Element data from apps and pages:
□ □ □ □

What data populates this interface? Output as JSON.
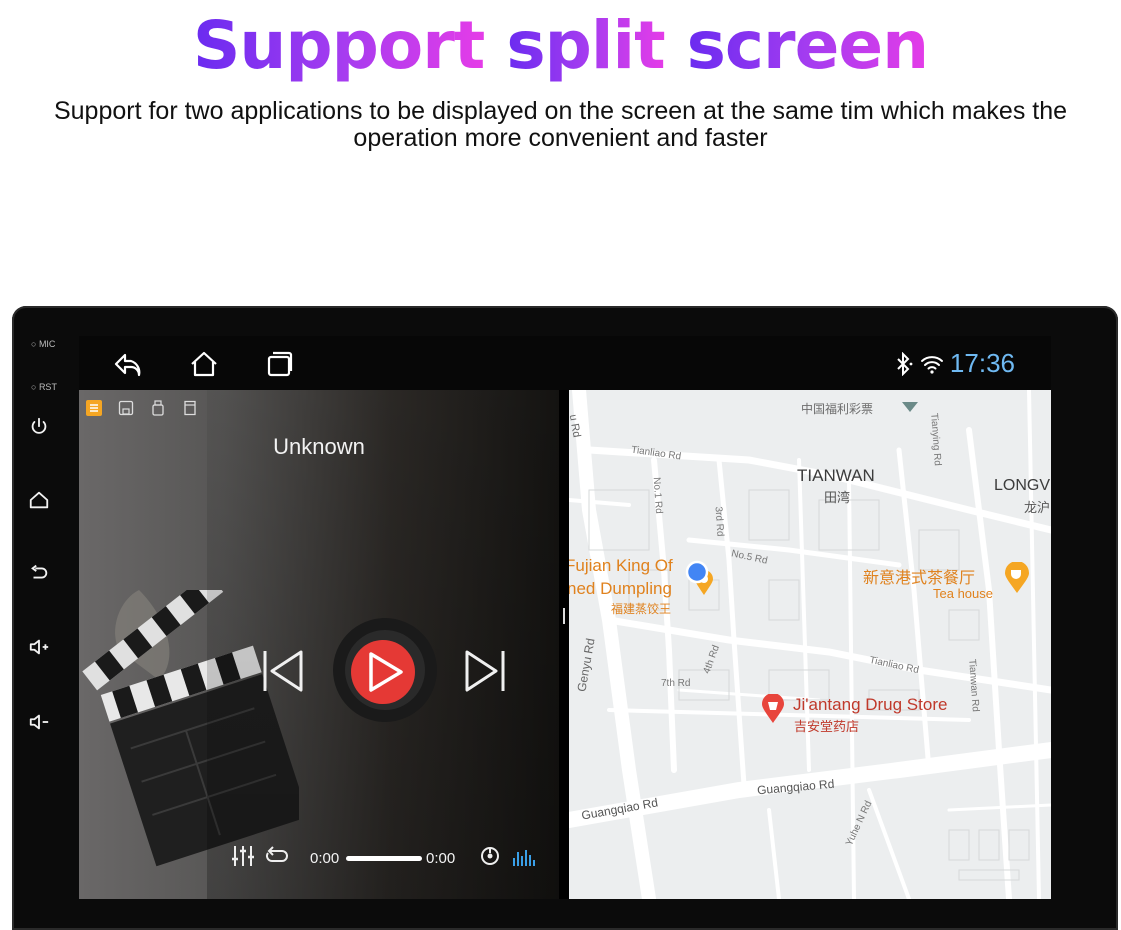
{
  "headline": {
    "word1": "Support",
    "word2": "split",
    "word3": "screen"
  },
  "description": {
    "line1": "Support for two applications to be displayed on the screen at the same tim which makes the",
    "line2": "operation more convenient and faster"
  },
  "device": {
    "mic_label": "MIC",
    "rst_label": "RST",
    "side_buttons": [
      "power-icon",
      "home-icon",
      "back-icon",
      "volume-up-icon",
      "volume-down-icon"
    ]
  },
  "navbar": {
    "icons": [
      "back-icon",
      "home-icon",
      "recent-apps-icon"
    ],
    "status_icons": [
      "bluetooth-icon",
      "wifi-icon"
    ],
    "clock": "17:36"
  },
  "music": {
    "title": "Unknown",
    "tool_icons": [
      "playlist-icon",
      "save-icon",
      "usb-icon",
      "sd-card-icon"
    ],
    "time_current": "0:00",
    "time_total": "0:00",
    "progress": 1.0,
    "accent": "#e53935"
  },
  "map": {
    "poi_top": "中国福利彩票",
    "district_en": "TIANWAN",
    "district_cn": "田湾",
    "edge_en": "LONGV",
    "edge_cn": "龙沪",
    "poi_dumpling_1": "Fujian King Of",
    "poi_dumpling_2": "ned Dumpling",
    "poi_dumpling_cn": "福建蒸饺王",
    "poi_tea_cn": "新意港式茶餐厅",
    "poi_tea_en": "Tea house",
    "poi_drug_en": "Ji'antang Drug Store",
    "poi_drug_cn": "吉安堂药店",
    "roads": {
      "tianliao_top": "Tianliao Rd",
      "tianliao_right": "Tianliao Rd",
      "no1": "No.1 Rd",
      "rd3": "3rd Rd",
      "no5": "No.5 Rd",
      "genyu": "Genyu Rd",
      "rd4": "4th Rd",
      "rd7": "7th Rd",
      "guangqiao_left": "Guangqiao Rd",
      "guangqiao_right": "Guangqiao Rd",
      "tianying": "Tianying Rd",
      "tianwan": "Tianwan Rd",
      "yuhe": "Yuhe N Rd",
      "edge_rd": "u Rd"
    },
    "colors": {
      "poi_orange": "#f5a623",
      "poi_red": "#e8453c",
      "location_blue": "#4285f4",
      "label_orange": "#e0821e"
    }
  }
}
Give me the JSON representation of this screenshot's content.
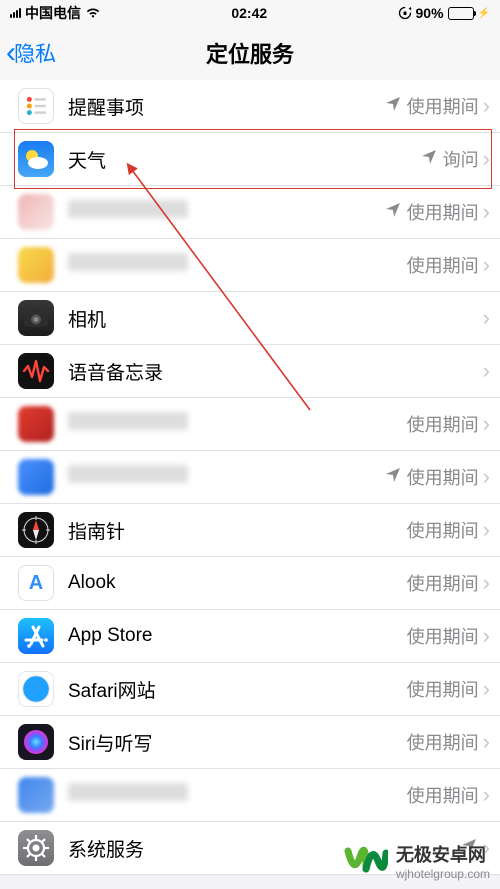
{
  "status": {
    "carrier": "中国电信",
    "time": "02:42",
    "battery_pct": "90%"
  },
  "nav": {
    "back_label": "隐私",
    "title": "定位服务"
  },
  "values": {
    "while_using": "使用期间",
    "ask": "询问"
  },
  "rows": [
    {
      "id": "reminders",
      "label": "提醒事项",
      "status": "while_using",
      "loc": true,
      "icon": "ic-reminders"
    },
    {
      "id": "weather",
      "label": "天气",
      "status": "ask",
      "loc": true,
      "icon": "ic-weather",
      "highlight": true
    },
    {
      "id": "blur1",
      "label": "",
      "status": "while_using",
      "loc": true,
      "icon": "pix pix1",
      "blurred": true
    },
    {
      "id": "blur2",
      "label": "",
      "status": "while_using",
      "loc": false,
      "icon": "pix pix2",
      "blurred": true
    },
    {
      "id": "camera",
      "label": "相机",
      "status": "",
      "loc": false,
      "icon": "ic-camera"
    },
    {
      "id": "voice",
      "label": "语音备忘录",
      "status": "",
      "loc": false,
      "icon": "ic-voice"
    },
    {
      "id": "blur3",
      "label": "",
      "status": "while_using",
      "loc": false,
      "icon": "pix pix3",
      "blurred": true
    },
    {
      "id": "blur4",
      "label": "",
      "status": "while_using",
      "loc": true,
      "icon": "pix pix4",
      "blurred": true
    },
    {
      "id": "compass",
      "label": "指南针",
      "status": "while_using",
      "loc": false,
      "icon": "ic-compass"
    },
    {
      "id": "alook",
      "label": "Alook",
      "status": "while_using",
      "loc": false,
      "icon": "ic-alook"
    },
    {
      "id": "appstore",
      "label": "App Store",
      "status": "while_using",
      "loc": false,
      "icon": "ic-appstore"
    },
    {
      "id": "safari",
      "label": "Safari网站",
      "status": "while_using",
      "loc": false,
      "icon": "ic-safari"
    },
    {
      "id": "siri",
      "label": "Siri与听写",
      "status": "while_using",
      "loc": false,
      "icon": "ic-siri"
    },
    {
      "id": "blur5",
      "label": "",
      "status": "while_using",
      "loc": false,
      "icon": "pix pix5",
      "blurred": true
    },
    {
      "id": "system",
      "label": "系统服务",
      "status": "",
      "loc": true,
      "icon": "ic-system"
    }
  ],
  "watermark": {
    "brand": "无极安卓网",
    "domain": "wjhotelgroup.com"
  }
}
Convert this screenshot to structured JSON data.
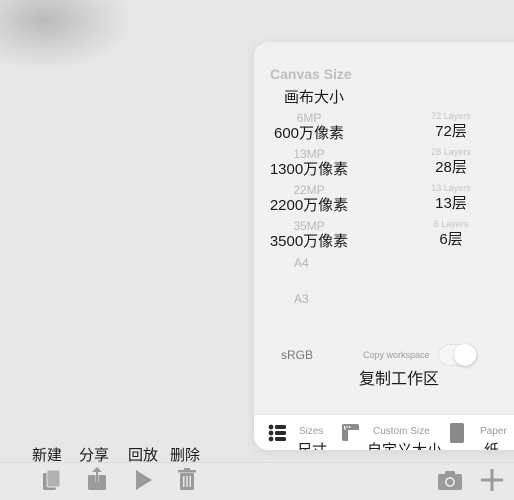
{
  "panel": {
    "title": "Canvas Size",
    "title_cn": "画布大小",
    "sizes": [
      {
        "en": "6MP",
        "cn": "600万像素",
        "layers_en": "72 Layers",
        "layers_cn": "72层"
      },
      {
        "en": "13MP",
        "cn": "1300万像素",
        "layers_en": "28 Layers",
        "layers_cn": "28层"
      },
      {
        "en": "22MP",
        "cn": "2200万像素",
        "layers_en": "13 Layers",
        "layers_cn": "13层"
      },
      {
        "en": "35MP",
        "cn": "3500万像素",
        "layers_en": "6 Layers",
        "layers_cn": "6层"
      }
    ],
    "papers": [
      "A4",
      "A3"
    ],
    "color_space": "sRGB",
    "copy_workspace": "Copy workspace",
    "copy_workspace_cn": "复制工作区",
    "copy_workspace_on": true,
    "tabs": {
      "sizes": "Sizes",
      "sizes_cn": "尺寸",
      "custom": "Custom Size",
      "custom_cn": "自定义大小",
      "paper": "Paper",
      "paper_cn": "纸"
    }
  },
  "toolbar": {
    "new_label": "新建",
    "share_label": "分享",
    "replay_label": "回放",
    "delete_label": "删除"
  },
  "icons": {
    "new": "copy-icon",
    "share": "share-icon",
    "replay": "play-icon",
    "delete": "trash-icon",
    "camera": "camera-icon",
    "add": "plus-icon"
  },
  "colors": {
    "icon_gray": "#9a9a9a",
    "text": "#1a1a1a"
  }
}
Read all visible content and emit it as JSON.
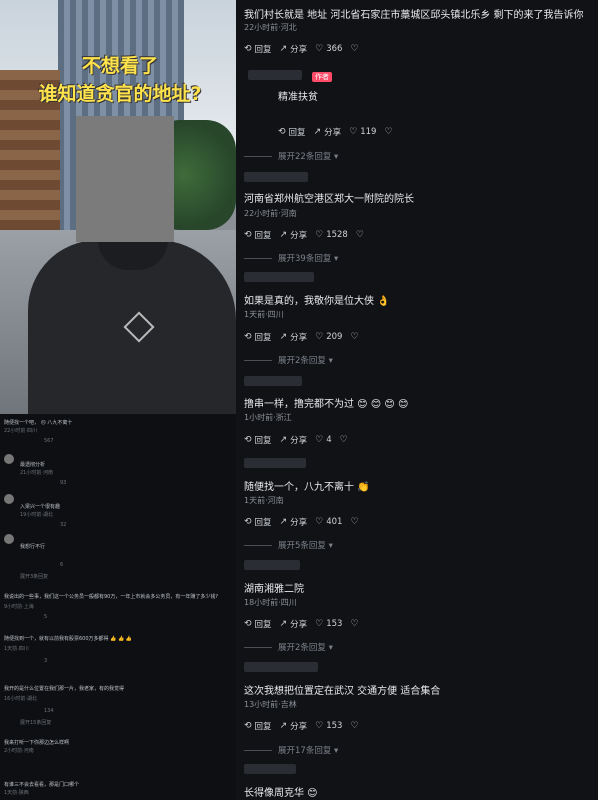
{
  "video": {
    "overlay_title_line1": "不想看了",
    "overlay_title_line2": "谁知道贪官的地址?"
  },
  "mini_comments": [
    {
      "text": "随便找一个吧，  😐  八九不离十",
      "meta": "22小时前·四川",
      "likes": "567"
    },
    {
      "text": "最透彻分析",
      "meta": "21小时前·河南",
      "likes": "93"
    },
    {
      "text": "入梁兴一个很有趣",
      "meta": "19小时前·湖北",
      "likes": "32"
    },
    {
      "text": "我想行不行",
      "meta": "1天前·河南",
      "likes": "6"
    },
    {
      "text": "展开3条回复",
      "meta": "",
      "likes": ""
    },
    {
      "text": "我说出的一些事，我们这一个公务员一般都有90万，一年上市就会多公务员，有一年赚了多少钱?",
      "meta": "9小时前·上海",
      "likes": "5"
    },
    {
      "text": "随便找到一个，就有以前我有股票600万多都得 👍 👍 👍",
      "meta": "1天前·四川",
      "likes": "3"
    },
    {
      "text": "我开的是什么位置在我们那一片，我老家，有的我觉得",
      "meta": "16小时前·湖北",
      "likes": "134"
    },
    {
      "text": "展开15条回复",
      "meta": "",
      "likes": ""
    },
    {
      "text": "我来打听一下你那边怎么样啊",
      "meta": "2小时前·河南",
      "likes": ""
    },
    {
      "text": "有谁三不会去看看，那是门口哪个",
      "meta": "1天前·陕西",
      "likes": ""
    }
  ],
  "actions": {
    "reply": "回复",
    "share": "分享"
  },
  "author_badge": "作者",
  "comments": [
    {
      "text": "我们村长就是 地址 河北省石家庄市藁城区邱头镇北乐乡 剩下的来了我告诉你",
      "meta": "22小时前·河北",
      "likes": "366"
    },
    {
      "text": "精准扶贫",
      "meta": "",
      "likes": "119",
      "is_author_reply": true
    },
    {
      "text": "河南省郑州航空港区郑大一附院的院长",
      "meta": "22小时前·河南",
      "likes": "1528"
    },
    {
      "text": "如果是真的，我敬你是位大侠 👌",
      "meta": "1天前·四川",
      "likes": "209"
    },
    {
      "text": "撸串一样，撸完都不为过 😊 😊 😊 😊",
      "meta": "1小时前·浙江",
      "likes": "4"
    },
    {
      "text": "随便找一个，八九不离十 👏",
      "meta": "1天前·河南",
      "likes": "401"
    },
    {
      "text": "湖南湘雅二院",
      "meta": "18小时前·四川",
      "likes": "153"
    },
    {
      "text": "这次我想把位置定在武汉 交通方便 适合集合",
      "meta": "13小时前·吉林",
      "likes": "153"
    },
    {
      "text": "长得像周克华 😊",
      "meta": "",
      "likes": ""
    }
  ],
  "expands": [
    "展开22条回复",
    "展开39条回复",
    "展开2条回复",
    "展开5条回复",
    "展开2条回复",
    "展开17条回复"
  ]
}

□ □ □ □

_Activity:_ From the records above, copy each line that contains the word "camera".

_Exercise result:_
      "id": "camera",
      "icon": "ic-camera"
    "camera": "camera-icon",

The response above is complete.